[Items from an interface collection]
= = = = =

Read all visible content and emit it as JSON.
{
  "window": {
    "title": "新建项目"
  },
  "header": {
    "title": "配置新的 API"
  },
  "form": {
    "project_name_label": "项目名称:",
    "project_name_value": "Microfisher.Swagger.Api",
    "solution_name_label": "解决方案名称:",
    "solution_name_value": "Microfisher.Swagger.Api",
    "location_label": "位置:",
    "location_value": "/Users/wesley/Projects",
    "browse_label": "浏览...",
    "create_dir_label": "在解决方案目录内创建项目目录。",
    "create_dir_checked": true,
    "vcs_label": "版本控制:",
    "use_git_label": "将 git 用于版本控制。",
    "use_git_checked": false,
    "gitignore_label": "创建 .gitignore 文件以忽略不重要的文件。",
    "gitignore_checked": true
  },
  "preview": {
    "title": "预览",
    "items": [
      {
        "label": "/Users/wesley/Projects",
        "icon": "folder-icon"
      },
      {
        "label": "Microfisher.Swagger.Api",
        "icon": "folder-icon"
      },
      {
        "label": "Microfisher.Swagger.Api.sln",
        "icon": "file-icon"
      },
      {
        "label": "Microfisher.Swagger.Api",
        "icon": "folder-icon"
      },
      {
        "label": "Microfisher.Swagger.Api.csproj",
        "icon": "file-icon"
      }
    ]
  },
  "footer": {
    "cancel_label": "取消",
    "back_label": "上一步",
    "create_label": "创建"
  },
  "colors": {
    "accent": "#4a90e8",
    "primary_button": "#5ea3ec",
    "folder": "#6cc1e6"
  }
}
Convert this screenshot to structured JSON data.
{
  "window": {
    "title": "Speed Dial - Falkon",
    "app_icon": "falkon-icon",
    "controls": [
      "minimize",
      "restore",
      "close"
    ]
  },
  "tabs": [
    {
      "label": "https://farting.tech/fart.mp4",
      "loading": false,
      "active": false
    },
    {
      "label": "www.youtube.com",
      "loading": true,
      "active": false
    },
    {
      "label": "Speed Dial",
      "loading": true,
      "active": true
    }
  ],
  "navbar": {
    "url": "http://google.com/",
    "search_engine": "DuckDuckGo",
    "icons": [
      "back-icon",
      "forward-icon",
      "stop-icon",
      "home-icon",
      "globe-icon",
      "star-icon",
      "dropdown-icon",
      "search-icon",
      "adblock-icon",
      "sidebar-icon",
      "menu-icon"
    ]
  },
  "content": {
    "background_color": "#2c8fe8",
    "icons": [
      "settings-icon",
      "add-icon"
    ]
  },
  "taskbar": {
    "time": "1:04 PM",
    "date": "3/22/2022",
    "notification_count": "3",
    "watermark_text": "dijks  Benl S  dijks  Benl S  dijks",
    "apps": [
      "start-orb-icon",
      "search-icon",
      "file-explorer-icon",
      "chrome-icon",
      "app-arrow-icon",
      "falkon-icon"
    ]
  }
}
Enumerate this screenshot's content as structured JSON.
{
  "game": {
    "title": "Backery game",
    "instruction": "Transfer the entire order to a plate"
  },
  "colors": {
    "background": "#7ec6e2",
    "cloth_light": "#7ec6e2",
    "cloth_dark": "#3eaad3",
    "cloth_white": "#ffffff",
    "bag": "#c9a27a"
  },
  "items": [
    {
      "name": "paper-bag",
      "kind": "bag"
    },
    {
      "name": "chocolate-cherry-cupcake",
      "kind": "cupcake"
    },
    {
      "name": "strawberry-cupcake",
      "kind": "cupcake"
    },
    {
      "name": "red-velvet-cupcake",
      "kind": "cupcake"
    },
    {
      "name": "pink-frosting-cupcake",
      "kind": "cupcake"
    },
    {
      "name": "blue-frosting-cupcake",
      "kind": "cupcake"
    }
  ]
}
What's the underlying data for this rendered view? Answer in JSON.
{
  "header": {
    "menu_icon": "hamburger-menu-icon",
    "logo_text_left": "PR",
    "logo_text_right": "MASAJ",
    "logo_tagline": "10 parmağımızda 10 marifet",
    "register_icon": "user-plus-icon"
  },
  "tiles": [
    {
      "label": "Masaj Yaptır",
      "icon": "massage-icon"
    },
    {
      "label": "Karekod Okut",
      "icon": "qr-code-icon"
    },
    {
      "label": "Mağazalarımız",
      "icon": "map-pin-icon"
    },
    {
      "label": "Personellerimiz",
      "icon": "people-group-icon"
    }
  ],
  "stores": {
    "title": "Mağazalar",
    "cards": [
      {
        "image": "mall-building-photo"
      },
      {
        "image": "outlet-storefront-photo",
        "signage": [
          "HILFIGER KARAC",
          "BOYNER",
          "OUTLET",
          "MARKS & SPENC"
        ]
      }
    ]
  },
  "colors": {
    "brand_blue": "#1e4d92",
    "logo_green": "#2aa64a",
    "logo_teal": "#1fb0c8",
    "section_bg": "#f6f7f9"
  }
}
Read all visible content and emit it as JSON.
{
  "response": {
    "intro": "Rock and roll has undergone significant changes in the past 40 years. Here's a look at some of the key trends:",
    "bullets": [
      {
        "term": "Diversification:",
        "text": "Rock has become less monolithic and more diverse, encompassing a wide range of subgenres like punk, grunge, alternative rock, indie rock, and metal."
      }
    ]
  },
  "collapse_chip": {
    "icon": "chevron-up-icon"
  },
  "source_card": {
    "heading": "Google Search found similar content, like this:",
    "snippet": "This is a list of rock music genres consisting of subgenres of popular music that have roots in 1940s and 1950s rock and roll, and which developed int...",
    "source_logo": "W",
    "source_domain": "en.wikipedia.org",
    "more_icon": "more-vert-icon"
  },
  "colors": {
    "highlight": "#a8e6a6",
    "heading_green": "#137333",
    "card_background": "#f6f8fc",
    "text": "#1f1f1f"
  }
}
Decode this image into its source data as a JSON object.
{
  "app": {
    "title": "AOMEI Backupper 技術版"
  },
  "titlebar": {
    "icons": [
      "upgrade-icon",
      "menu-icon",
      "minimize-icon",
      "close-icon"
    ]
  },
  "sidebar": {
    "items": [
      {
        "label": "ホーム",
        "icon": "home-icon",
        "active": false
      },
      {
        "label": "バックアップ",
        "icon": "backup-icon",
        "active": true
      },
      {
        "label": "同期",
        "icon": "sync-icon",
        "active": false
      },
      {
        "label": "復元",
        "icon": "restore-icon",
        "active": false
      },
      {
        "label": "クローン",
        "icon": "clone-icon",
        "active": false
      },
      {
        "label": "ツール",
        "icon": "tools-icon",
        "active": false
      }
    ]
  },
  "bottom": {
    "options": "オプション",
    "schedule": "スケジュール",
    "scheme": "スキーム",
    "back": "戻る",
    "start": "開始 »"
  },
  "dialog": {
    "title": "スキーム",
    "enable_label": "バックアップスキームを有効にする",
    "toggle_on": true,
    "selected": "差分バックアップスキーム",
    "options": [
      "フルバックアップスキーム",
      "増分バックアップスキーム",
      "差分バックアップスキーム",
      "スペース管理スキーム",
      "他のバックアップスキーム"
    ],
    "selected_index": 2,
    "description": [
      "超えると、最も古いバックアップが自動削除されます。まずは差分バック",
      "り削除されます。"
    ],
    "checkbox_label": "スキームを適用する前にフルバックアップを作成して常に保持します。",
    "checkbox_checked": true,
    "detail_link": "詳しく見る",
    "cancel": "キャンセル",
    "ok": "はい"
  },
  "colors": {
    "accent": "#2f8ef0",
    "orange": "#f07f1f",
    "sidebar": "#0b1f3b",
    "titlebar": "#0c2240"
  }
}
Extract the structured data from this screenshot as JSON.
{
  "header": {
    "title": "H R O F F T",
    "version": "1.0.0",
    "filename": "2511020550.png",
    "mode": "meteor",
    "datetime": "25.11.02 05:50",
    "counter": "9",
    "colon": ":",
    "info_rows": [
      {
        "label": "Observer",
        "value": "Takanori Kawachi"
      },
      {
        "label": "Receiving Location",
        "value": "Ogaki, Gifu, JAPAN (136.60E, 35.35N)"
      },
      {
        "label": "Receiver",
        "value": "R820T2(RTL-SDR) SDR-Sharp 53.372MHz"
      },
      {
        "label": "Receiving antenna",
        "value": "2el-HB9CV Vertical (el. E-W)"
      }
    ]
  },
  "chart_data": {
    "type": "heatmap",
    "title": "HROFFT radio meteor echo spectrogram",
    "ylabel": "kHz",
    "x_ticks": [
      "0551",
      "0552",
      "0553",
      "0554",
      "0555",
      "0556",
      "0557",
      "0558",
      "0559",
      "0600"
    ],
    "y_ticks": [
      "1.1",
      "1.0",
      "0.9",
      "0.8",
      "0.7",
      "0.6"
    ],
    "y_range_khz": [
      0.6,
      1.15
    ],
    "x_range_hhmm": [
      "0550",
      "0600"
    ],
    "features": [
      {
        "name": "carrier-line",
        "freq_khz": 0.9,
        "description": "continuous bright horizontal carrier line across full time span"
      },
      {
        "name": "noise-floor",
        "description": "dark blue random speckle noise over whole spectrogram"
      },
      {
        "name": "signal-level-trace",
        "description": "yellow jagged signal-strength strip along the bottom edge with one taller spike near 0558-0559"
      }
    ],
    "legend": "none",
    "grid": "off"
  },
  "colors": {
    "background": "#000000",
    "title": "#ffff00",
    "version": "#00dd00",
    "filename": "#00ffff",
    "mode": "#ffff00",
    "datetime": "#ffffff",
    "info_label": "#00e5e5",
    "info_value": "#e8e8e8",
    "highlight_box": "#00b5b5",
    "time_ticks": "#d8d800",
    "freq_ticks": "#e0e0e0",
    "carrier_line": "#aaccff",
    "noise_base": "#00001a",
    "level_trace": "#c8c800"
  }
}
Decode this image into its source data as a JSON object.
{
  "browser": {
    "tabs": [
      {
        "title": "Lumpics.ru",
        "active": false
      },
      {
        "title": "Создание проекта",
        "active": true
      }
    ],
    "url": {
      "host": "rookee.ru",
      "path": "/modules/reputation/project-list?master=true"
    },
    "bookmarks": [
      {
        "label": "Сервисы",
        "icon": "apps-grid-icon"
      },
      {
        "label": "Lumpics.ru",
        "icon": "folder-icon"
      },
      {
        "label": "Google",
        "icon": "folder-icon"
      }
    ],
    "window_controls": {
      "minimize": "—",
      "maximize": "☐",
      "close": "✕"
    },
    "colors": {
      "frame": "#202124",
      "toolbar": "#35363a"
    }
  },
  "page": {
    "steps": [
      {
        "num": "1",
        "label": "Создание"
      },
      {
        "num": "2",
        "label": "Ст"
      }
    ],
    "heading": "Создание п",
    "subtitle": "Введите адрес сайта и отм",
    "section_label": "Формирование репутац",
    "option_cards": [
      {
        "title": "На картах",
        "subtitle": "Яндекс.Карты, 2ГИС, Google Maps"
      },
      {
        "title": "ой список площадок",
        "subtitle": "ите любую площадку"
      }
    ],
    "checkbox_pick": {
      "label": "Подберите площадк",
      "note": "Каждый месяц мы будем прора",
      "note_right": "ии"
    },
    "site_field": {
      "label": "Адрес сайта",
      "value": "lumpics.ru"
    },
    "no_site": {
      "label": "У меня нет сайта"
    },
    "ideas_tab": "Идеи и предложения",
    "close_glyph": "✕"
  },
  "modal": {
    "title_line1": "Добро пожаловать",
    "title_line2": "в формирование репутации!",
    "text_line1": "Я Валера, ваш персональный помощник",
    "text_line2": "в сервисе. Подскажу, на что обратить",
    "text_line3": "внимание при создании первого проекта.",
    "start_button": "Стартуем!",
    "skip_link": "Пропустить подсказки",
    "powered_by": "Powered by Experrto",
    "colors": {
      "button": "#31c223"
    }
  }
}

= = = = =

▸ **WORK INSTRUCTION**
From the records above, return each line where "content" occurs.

▸ **FINISHED EXERCISE**
Read all visible content and emit it as JSON.
  "content": {
Enumerate this screenshot's content as structured JSON.
Read all visible content and emit it as JSON.
    "heading": "Google Search found similar content, like this:",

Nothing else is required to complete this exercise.